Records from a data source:
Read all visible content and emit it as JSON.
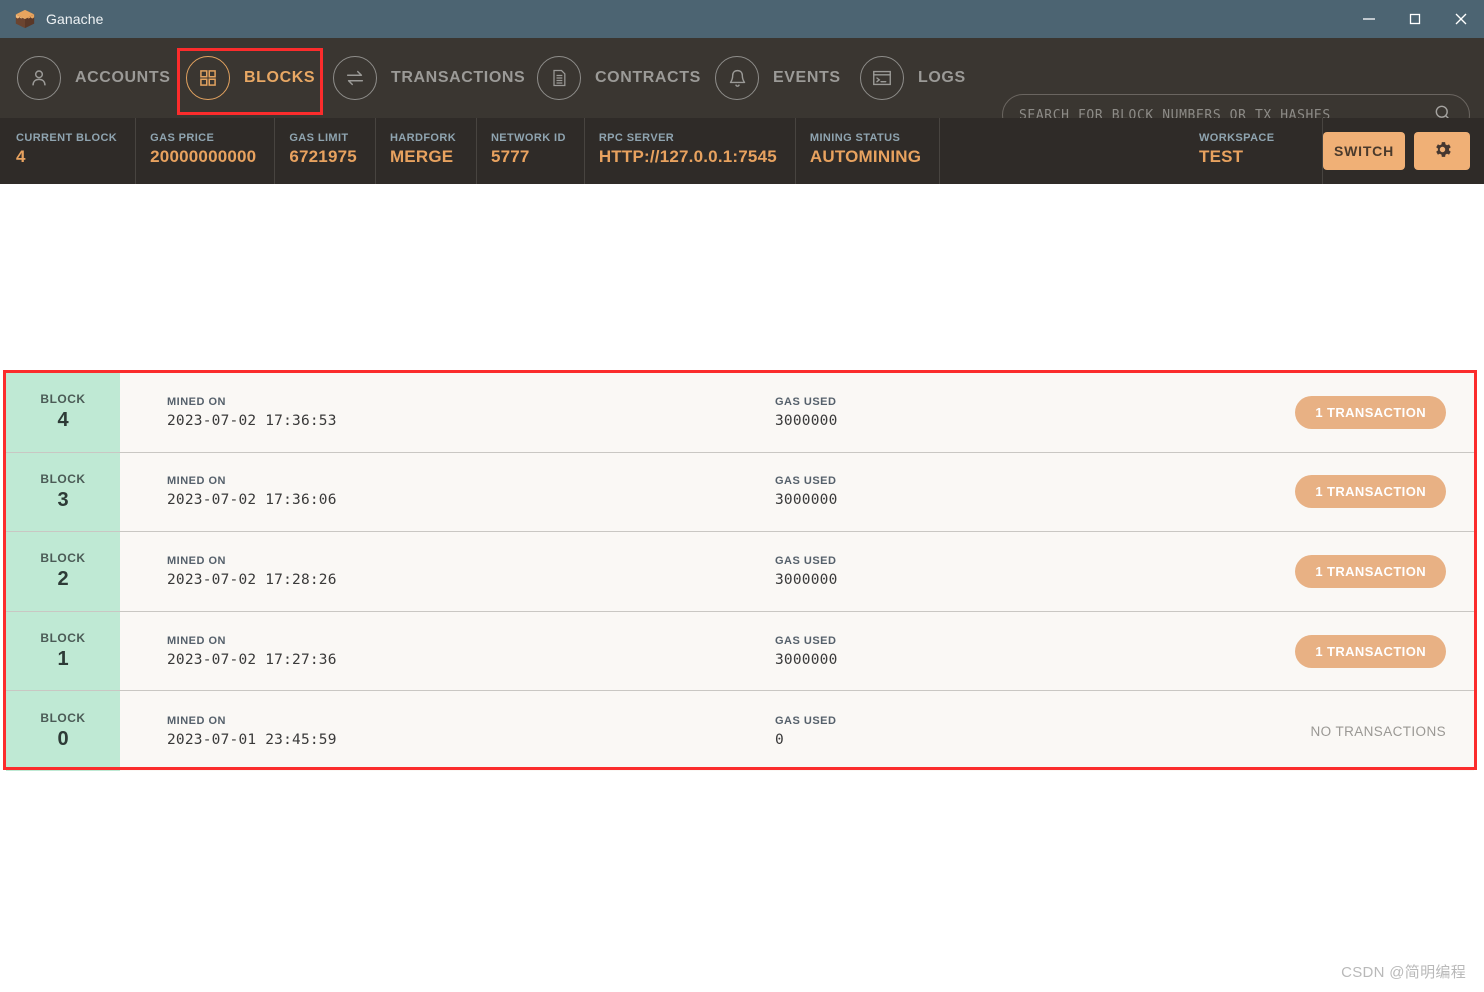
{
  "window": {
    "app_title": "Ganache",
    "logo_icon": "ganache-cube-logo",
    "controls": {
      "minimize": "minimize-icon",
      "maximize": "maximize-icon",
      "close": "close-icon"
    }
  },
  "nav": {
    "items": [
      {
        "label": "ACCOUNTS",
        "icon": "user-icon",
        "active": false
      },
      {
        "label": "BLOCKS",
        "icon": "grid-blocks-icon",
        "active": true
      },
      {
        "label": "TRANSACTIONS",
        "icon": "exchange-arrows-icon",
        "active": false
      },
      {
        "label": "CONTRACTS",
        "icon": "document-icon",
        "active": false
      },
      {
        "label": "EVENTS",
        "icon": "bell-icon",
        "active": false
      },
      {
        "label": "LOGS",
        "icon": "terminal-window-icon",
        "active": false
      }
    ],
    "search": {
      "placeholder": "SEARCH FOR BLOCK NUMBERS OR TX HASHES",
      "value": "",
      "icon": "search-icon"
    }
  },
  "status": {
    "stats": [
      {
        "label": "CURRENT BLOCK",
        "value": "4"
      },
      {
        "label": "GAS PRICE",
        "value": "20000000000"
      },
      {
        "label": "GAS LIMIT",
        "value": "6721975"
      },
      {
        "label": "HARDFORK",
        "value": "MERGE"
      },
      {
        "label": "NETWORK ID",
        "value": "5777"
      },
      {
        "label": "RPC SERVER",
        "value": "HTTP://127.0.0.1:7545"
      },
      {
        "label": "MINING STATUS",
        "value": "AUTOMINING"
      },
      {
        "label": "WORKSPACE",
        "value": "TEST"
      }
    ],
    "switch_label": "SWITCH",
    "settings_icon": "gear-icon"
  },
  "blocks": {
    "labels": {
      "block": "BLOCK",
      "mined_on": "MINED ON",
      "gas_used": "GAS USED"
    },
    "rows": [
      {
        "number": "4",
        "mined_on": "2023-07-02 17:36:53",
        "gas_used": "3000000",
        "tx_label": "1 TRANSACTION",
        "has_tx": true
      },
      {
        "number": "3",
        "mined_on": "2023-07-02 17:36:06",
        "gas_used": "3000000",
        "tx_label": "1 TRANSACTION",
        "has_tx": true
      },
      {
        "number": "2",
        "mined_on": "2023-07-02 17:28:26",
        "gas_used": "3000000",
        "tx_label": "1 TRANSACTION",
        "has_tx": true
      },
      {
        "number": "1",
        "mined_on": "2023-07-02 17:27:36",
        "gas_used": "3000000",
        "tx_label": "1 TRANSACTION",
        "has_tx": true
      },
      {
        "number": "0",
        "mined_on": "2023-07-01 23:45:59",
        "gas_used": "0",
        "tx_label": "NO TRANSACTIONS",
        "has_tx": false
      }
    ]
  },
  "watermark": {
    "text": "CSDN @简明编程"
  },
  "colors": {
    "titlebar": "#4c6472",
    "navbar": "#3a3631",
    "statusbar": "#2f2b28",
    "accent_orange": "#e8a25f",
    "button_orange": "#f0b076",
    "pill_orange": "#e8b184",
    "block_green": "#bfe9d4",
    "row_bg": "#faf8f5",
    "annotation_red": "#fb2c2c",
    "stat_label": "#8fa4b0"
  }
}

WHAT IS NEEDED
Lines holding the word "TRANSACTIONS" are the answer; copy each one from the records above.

RESULT OF THE TASK
        "label": "TRANSACTIONS",
        "tx_label": "NO TRANSACTIONS",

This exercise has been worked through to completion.